Weightlifting works to build muscle by forcing your body to heal the damage to muscle cells that your efforts create. "At a high enough intensity, you get microscopic tears in muscle," says Dr. Evans. "The muscles rebuild protein, and that makes the cell stronger."

In a typical strength training session, you do six to eight exercises, working muscles in the upper body, lower body, and trunk with moves such as leg lifts and arm curls. You lift against your own "ceiling" weight-wise, progressing to heavier and heavier weights as you go. (An 80-year-old might start out with 2 to 3 lb. weights for each arm or leg and in progress to 10 or 20 lbs. over time).

Talking You into Strength Training

More people take part in aerobic activity for exercise rather than strength training. It's easy to understand why. Incorporating a walk into the day doesn't take much planning, and other aerobic activities like cycling, jogging, or swimming are things you already know how to do and already enjoy. Strength training isn't so familiar-and it takes extra time that has to be set aside rather than folded into your daily routine. But for less than an hour and a half of strength training a week- about 40 minutes a session-you get so much back.

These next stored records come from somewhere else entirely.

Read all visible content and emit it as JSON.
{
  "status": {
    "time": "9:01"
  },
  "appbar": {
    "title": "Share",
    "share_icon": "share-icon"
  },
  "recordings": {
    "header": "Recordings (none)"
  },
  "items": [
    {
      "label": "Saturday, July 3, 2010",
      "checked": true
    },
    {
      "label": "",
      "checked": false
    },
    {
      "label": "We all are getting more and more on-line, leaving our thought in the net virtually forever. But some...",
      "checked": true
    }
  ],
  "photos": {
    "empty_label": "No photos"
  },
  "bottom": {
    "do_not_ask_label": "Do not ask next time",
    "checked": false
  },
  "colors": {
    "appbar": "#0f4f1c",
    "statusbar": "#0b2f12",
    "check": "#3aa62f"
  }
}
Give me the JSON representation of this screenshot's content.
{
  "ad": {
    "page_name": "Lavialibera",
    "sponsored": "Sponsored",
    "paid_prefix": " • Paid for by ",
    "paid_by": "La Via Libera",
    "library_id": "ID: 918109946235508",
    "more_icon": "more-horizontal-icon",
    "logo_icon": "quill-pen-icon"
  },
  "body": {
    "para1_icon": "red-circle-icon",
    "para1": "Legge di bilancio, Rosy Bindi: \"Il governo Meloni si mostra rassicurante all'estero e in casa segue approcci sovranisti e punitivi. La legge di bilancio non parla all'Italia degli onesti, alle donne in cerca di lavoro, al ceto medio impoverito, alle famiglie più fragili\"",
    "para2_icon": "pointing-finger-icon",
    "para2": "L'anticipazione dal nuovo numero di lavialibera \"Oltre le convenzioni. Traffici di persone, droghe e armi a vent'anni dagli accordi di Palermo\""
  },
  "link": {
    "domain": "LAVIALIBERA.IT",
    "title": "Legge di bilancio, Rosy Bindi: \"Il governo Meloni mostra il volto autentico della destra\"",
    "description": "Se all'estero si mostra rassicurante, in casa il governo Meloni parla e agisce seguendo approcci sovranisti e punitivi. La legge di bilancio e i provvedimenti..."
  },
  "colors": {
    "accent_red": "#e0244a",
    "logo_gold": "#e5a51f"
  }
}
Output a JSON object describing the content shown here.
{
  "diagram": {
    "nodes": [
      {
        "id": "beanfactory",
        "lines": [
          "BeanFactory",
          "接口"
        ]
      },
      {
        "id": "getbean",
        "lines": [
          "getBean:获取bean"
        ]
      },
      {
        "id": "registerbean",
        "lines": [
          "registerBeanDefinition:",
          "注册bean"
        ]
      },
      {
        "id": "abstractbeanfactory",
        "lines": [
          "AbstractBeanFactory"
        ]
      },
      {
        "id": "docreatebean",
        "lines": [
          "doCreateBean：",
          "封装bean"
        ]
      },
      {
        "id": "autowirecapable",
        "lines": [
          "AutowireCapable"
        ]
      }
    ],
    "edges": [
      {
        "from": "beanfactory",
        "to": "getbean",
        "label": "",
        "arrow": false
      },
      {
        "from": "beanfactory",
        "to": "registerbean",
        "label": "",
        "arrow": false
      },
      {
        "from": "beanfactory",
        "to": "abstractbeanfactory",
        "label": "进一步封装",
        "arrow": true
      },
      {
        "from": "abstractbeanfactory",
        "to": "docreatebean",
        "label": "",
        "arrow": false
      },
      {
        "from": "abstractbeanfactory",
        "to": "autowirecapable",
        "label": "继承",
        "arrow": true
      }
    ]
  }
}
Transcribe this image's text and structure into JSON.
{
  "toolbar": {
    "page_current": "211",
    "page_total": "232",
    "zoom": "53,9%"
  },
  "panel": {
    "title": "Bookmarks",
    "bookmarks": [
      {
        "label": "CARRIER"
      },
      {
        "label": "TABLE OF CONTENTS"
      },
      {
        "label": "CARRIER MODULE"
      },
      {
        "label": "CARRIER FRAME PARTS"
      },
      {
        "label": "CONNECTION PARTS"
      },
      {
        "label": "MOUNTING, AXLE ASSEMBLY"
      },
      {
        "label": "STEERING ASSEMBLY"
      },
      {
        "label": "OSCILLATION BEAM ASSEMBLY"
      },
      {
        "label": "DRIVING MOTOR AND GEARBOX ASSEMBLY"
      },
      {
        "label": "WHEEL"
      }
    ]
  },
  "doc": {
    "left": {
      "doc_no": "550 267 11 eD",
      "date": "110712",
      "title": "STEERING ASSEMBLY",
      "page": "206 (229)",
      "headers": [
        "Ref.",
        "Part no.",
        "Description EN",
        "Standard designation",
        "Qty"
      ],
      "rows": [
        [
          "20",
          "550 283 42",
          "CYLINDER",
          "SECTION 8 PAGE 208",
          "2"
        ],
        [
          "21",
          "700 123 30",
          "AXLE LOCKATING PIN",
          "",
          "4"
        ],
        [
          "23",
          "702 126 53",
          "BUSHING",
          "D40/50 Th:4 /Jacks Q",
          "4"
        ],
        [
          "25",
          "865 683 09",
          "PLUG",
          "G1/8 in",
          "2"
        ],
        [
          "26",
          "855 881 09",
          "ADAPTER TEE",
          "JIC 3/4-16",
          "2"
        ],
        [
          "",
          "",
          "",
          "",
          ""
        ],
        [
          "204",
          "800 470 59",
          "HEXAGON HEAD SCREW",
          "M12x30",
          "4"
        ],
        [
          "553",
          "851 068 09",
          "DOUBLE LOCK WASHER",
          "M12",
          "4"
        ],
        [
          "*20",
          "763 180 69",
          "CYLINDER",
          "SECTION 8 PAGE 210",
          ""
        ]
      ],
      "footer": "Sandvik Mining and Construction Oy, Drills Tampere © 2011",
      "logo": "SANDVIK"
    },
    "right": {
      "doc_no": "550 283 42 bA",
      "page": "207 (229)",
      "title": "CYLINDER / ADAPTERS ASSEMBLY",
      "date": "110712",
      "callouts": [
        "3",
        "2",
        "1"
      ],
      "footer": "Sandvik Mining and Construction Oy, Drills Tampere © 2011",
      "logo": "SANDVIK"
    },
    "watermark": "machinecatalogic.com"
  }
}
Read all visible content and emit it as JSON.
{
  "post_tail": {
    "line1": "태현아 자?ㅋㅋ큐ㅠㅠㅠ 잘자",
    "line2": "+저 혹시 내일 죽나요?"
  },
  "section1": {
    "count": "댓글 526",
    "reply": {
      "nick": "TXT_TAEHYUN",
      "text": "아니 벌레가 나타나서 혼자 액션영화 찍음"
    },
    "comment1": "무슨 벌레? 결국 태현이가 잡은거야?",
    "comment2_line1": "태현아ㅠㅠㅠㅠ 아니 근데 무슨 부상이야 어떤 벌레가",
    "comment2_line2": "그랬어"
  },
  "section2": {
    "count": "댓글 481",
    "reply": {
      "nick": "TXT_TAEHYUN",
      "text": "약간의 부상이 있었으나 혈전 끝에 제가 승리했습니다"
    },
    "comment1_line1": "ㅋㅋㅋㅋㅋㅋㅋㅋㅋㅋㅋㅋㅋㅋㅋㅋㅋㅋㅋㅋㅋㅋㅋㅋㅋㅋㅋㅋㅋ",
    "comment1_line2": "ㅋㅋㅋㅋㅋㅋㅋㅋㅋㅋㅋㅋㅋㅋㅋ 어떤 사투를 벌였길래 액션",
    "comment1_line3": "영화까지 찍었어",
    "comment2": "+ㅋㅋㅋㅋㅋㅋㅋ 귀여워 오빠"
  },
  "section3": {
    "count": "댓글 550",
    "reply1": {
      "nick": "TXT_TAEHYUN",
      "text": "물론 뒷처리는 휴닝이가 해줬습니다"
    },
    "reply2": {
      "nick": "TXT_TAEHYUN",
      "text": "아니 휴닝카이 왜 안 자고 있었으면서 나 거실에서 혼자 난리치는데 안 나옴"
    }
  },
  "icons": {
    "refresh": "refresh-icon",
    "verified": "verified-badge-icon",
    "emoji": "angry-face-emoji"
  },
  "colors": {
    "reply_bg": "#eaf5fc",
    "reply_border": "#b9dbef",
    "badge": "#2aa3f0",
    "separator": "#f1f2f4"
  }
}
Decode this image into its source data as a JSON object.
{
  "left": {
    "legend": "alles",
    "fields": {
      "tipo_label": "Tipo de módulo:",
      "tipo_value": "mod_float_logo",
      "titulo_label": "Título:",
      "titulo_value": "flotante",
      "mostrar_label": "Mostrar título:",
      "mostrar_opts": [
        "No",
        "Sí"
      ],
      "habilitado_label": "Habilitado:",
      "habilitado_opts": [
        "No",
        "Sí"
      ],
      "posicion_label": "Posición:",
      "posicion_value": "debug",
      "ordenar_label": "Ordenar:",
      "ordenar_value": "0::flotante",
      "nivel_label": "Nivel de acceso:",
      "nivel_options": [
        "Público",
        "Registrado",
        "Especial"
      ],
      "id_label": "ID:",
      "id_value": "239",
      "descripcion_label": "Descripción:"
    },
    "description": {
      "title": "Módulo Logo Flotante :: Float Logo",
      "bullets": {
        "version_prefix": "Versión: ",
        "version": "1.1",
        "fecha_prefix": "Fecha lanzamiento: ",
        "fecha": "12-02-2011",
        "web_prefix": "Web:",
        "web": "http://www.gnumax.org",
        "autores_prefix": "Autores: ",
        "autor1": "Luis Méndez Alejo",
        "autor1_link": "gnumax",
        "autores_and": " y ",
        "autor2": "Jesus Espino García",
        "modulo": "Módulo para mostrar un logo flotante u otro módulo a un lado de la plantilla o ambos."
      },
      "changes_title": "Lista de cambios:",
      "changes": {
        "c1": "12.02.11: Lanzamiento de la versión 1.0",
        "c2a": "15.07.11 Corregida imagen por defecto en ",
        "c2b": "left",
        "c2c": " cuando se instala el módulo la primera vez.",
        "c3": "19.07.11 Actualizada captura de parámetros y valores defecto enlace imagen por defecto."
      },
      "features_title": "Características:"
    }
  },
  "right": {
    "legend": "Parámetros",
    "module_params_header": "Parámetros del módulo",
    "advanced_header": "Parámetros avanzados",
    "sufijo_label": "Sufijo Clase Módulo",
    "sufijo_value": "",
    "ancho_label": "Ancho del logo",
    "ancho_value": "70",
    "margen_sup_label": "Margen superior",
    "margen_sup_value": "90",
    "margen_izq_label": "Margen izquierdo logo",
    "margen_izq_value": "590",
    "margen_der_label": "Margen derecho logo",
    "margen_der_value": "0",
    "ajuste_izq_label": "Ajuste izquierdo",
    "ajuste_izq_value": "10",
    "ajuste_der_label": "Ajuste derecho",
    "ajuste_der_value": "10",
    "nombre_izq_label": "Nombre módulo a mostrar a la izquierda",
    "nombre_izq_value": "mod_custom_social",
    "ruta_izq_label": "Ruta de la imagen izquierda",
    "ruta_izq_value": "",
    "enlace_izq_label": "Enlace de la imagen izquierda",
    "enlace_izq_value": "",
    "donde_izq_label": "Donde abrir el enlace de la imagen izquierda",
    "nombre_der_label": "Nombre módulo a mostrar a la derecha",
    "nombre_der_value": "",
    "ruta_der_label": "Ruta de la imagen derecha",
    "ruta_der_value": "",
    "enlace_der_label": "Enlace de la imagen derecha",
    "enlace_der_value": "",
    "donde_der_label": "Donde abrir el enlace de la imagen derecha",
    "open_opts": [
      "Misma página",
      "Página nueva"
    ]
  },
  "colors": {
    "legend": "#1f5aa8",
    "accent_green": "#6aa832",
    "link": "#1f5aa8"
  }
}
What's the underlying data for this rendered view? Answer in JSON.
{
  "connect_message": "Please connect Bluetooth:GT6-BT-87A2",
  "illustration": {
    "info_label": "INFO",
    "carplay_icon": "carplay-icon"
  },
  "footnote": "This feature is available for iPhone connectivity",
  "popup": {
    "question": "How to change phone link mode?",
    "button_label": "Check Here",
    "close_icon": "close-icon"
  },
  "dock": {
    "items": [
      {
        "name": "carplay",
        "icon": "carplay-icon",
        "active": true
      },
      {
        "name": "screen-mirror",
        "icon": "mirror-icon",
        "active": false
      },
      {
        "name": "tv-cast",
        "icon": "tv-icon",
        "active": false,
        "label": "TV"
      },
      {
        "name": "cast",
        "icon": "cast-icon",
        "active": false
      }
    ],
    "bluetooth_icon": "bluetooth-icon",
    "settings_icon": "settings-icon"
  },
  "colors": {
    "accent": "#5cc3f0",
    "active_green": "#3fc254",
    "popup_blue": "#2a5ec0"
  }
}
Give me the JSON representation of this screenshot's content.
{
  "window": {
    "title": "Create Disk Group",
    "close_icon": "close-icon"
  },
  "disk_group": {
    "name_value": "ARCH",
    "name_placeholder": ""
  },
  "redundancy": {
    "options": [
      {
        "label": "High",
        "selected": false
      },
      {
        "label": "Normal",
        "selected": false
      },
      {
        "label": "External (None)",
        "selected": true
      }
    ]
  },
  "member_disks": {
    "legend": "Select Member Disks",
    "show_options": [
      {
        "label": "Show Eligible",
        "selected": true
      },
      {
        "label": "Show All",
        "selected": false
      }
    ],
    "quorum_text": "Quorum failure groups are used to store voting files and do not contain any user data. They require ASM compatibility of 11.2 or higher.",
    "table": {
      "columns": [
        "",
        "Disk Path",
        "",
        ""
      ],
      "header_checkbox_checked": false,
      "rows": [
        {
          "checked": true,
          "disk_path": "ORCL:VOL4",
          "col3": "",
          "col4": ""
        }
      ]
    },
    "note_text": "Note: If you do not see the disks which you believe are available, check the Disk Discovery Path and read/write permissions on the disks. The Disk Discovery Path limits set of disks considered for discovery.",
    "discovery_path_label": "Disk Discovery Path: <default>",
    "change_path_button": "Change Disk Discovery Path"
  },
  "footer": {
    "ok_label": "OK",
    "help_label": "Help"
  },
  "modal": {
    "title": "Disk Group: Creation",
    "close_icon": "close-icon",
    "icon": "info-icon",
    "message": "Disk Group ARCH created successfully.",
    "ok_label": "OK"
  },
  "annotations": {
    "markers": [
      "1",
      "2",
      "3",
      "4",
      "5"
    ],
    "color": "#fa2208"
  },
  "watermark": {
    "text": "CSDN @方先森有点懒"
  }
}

We can't emphasize enough how critical , it is. Aerobic exercise, while it strengthens the heart and lungs isn't sufficient by itself to hold back sarcopenia. A study from Denmark illustrates the point beautifully: men in their late sixties who'd lifted weights regularly for years had muscle mass, similar to that of non-athletes in their twenties. But older runners and swimmers didn't, even though they trained for years, "Running and swimming did not prevent sarcopenia." says Arkansas's Dr. Evans. "Only man who did weights had the younger muscle mass."

Once you get going on a strength training program, you'll quickly see gains from your hard work. "Things are probably happening immediately at the cellular level" when you start, comments Dr. Nelson. In four weeks, you'll get stronger-you can feel yourself take out the trash or carry groceries with more ease. "In four to six weeks, you might see less pain with arthritis."

Strength training also has a synergistic quality to it. Providing not just muscle , but also the vigor that goes with being stronger. It's not surprising when you consider that it can maintain or improve an older persons ability to perform so many activities important to daily life, such as climbing stairs, walking faster, or maintaining balance when on slippery footing. That's especially important for someone who wants to continue living independently.

What's more, building muscle creates a positive cycle in people of any age. The better and stronger you feel, the more likely you are to stay active and do things you enjoy-gardening, playing tennis, and the like. The more active you are, in turn, the more you'll keep weakness at bay.

But preserving your muscle mass is about more than just keeping up a particular level of fitness. It can also impact your ability to withstand disease. When you're sick, the body burns protein faster than usual, pulling protein components from the muscles and delivering them to the immune system, liver, and other organs to use in healing wounds, building antibodies and white blood cells needed to fight illness. If the muscle protein "reservoir" has already been depleted by sarcopenia there's that much less ammunition available.

If you fear you are not in good enough health to strength train, rest assured that it's perfectly safe, even for people with conditions like arthritis or heart disease. You should always get a doctor's OK before beginning any exercise.